>>>>>
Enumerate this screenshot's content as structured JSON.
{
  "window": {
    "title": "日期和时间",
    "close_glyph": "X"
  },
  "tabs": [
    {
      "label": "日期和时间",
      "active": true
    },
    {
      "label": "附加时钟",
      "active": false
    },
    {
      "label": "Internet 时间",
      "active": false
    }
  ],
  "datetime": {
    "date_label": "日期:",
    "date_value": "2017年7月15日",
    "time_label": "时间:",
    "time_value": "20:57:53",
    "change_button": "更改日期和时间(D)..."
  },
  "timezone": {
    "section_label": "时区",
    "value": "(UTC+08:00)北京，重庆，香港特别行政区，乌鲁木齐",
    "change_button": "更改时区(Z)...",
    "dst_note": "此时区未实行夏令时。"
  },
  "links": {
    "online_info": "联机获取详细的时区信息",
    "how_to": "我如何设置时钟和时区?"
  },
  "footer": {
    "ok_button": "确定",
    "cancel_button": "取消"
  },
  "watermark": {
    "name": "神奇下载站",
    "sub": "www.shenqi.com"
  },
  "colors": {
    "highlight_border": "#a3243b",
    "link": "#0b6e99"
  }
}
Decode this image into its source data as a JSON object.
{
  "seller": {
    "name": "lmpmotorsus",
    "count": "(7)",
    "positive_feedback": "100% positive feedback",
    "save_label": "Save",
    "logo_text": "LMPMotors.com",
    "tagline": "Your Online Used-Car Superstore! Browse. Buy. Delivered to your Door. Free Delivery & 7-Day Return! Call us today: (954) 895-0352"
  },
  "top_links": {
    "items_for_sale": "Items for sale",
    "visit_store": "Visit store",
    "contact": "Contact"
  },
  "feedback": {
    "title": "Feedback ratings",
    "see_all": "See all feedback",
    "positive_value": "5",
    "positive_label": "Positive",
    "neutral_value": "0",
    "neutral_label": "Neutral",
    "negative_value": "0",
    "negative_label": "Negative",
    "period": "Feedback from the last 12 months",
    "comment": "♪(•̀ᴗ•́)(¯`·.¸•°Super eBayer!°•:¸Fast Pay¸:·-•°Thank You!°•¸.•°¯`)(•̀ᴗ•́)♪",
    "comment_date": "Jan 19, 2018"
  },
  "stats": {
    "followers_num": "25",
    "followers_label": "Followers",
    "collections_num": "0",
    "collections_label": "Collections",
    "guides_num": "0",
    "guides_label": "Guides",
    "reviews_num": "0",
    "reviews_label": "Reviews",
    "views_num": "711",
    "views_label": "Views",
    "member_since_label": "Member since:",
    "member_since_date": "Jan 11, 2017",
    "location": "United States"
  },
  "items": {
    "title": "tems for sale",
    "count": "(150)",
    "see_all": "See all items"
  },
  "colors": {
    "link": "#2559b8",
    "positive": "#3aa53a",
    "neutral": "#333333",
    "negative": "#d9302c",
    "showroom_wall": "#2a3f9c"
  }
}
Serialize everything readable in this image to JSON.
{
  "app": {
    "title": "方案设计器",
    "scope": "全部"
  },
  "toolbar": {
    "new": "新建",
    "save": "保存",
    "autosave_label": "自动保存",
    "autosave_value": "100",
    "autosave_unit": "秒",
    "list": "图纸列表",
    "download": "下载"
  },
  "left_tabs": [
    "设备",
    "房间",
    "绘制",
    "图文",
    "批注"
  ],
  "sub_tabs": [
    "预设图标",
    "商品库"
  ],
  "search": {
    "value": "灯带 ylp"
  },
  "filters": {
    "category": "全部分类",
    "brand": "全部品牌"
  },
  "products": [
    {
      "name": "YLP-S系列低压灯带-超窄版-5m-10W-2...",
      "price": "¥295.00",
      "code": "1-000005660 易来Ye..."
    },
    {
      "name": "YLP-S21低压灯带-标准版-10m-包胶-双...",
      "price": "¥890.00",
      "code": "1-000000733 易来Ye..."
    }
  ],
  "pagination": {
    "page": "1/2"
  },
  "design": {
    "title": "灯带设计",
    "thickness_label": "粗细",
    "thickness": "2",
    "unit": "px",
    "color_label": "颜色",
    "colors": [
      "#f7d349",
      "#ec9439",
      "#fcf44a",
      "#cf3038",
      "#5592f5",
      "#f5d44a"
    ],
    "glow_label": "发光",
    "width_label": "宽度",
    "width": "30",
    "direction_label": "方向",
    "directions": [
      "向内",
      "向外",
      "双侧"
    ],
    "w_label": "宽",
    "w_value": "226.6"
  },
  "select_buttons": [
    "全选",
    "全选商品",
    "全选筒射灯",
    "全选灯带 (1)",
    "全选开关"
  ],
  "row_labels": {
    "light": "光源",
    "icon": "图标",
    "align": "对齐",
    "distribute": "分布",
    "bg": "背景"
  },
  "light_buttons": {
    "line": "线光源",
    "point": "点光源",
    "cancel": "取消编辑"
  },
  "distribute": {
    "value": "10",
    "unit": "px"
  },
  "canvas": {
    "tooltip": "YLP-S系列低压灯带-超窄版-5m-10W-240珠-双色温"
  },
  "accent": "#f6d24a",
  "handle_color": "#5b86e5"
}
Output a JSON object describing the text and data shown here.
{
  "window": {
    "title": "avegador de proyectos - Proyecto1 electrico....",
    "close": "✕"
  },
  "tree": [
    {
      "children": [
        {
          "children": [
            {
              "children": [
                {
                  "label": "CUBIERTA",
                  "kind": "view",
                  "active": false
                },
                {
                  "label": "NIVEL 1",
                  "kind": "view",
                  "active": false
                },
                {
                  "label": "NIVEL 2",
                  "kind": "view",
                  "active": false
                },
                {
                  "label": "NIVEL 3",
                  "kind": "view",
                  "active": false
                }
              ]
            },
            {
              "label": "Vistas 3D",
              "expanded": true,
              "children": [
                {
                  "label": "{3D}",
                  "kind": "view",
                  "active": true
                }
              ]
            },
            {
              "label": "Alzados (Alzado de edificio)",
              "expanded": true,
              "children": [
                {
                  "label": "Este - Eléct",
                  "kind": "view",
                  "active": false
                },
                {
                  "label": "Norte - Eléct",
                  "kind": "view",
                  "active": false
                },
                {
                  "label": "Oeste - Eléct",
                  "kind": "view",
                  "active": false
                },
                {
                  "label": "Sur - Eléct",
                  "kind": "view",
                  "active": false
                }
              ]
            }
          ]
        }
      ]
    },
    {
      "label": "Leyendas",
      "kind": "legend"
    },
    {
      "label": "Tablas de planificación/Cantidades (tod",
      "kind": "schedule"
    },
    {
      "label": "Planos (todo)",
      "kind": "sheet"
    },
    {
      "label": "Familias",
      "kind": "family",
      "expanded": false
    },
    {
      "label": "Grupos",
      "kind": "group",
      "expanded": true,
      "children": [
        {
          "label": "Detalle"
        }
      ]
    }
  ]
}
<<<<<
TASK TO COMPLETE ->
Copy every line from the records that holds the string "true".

SOLUTION FOR THIS EXERCISE ->
      "active": true
              "expanded": true,
                  "active": true
              "expanded": true,
      "expanded": true,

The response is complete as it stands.